Exercise instructions:
All of the data that follows should be retyped exactly as it appears.

Supplied material:
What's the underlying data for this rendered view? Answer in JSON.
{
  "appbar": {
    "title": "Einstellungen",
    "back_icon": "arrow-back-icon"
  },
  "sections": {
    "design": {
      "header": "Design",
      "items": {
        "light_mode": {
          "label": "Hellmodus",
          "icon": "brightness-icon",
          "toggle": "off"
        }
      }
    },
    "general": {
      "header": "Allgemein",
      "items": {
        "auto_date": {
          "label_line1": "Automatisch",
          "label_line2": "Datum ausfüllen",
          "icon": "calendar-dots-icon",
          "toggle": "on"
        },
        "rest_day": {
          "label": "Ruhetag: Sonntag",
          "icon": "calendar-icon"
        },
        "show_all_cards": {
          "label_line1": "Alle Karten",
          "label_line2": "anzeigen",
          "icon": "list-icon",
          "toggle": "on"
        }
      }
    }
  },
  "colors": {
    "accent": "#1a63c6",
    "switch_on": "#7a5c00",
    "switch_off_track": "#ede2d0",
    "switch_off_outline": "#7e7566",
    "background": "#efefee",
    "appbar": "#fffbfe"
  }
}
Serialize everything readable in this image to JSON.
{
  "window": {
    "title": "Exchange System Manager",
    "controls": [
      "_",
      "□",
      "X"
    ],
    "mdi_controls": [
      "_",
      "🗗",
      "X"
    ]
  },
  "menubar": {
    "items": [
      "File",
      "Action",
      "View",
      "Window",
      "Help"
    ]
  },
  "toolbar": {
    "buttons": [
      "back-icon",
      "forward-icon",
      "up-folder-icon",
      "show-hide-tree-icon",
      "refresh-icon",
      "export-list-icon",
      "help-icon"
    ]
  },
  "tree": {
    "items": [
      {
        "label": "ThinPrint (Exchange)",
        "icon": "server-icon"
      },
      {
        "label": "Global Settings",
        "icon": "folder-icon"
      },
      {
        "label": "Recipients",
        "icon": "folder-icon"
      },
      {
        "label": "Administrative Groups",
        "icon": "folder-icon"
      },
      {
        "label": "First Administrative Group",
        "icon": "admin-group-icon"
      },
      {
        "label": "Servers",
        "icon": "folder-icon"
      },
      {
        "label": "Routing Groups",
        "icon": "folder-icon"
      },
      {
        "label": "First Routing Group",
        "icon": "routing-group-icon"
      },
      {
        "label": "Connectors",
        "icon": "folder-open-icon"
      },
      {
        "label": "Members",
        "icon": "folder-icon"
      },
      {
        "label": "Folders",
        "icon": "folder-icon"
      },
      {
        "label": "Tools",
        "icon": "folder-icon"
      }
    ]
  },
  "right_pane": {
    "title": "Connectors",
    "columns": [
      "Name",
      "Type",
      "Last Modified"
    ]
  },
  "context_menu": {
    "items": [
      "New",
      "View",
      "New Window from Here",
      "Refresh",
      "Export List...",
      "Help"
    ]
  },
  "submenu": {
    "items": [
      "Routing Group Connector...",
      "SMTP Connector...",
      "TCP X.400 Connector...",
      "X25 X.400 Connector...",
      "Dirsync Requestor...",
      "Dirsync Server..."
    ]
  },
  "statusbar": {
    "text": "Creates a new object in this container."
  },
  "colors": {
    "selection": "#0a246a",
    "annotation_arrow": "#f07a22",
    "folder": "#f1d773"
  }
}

Exercise answer:
What's the underlying data for this rendered view? Answer in JSON.
{
  "appbar": {
    "title": "Einstellungen",
    "back_icon": "arrow-back-icon"
  },
  "sections": {
    "design": {
      "header": "Design",
      "items": {
        "light_mode": {
          "label": "Hellmodus",
          "icon": "brightness-icon",
          "toggle": "off"
        }
      }
    },
    "general": {
      "header": "Allgemein",
      "items": {
        "auto_date": {
          "label_line1": "Automatisch",
          "label_line2": "Datum ausfüllen",
          "icon": "calendar-dots-icon",
          "toggle": "on"
        },
        "rest_day": {
          "label": "Ruhetag: Sonntag",
          "icon": "calendar-icon"
        },
        "show_all_cards": {
          "label_line1": "Alle Karten",
          "label_line2": "anzeigen",
          "icon": "list-icon",
          "toggle": "on"
        }
      }
    }
  },
  "colors": {
    "accent": "#1a63c6",
    "switch_on": "#7a5c00",
    "switch_off_track": "#ede2d0",
    "switch_off_outline": "#7e7566",
    "background": "#efefee",
    "appbar": "#fffbfe"
  }
}
Serialize everything readable in this image to JSON.
{
  "window": {
    "title": "Exchange System Manager",
    "controls": [
      "_",
      "□",
      "X"
    ],
    "mdi_controls": [
      "_",
      "🗗",
      "X"
    ]
  },
  "menubar": {
    "items": [
      "File",
      "Action",
      "View",
      "Window",
      "Help"
    ]
  },
  "toolbar": {
    "buttons": [
      "back-icon",
      "forward-icon",
      "up-folder-icon",
      "show-hide-tree-icon",
      "refresh-icon",
      "export-list-icon",
      "help-icon"
    ]
  },
  "tree": {
    "items": [
      {
        "label": "ThinPrint (Exchange)",
        "icon": "server-icon"
      },
      {
        "label": "Global Settings",
        "icon": "folder-icon"
      },
      {
        "label": "Recipients",
        "icon": "folder-icon"
      },
      {
        "label": "Administrative Groups",
        "icon": "folder-icon"
      },
      {
        "label": "First Administrative Group",
        "icon": "admin-group-icon"
      },
      {
        "label": "Servers",
        "icon": "folder-icon"
      },
      {
        "label": "Routing Groups",
        "icon": "folder-icon"
      },
      {
        "label": "First Routing Group",
        "icon": "routing-group-icon"
      },
      {
        "label": "Connectors",
        "icon": "folder-open-icon"
      },
      {
        "label": "Members",
        "icon": "folder-icon"
      },
      {
        "label": "Folders",
        "icon": "folder-icon"
      },
      {
        "label": "Tools",
        "icon": "folder-icon"
      }
    ]
  },
  "right_pane": {
    "title": "Connectors",
    "columns": [
      "Name",
      "Type",
      "Last Modified"
    ]
  },
  "context_menu": {
    "items": [
      "New",
      "View",
      "New Window from Here",
      "Refresh",
      "Export List...",
      "Help"
    ]
  },
  "submenu": {
    "items": [
      "Routing Group Connector...",
      "SMTP Connector...",
      "TCP X.400 Connector...",
      "X25 X.400 Connector...",
      "Dirsync Requestor...",
      "Dirsync Server..."
    ]
  },
  "statusbar": {
    "text": "Creates a new object in this container."
  },
  "colors": {
    "selection": "#0a246a",
    "annotation_arrow": "#f07a22",
    "folder": "#f1d773"
  }
}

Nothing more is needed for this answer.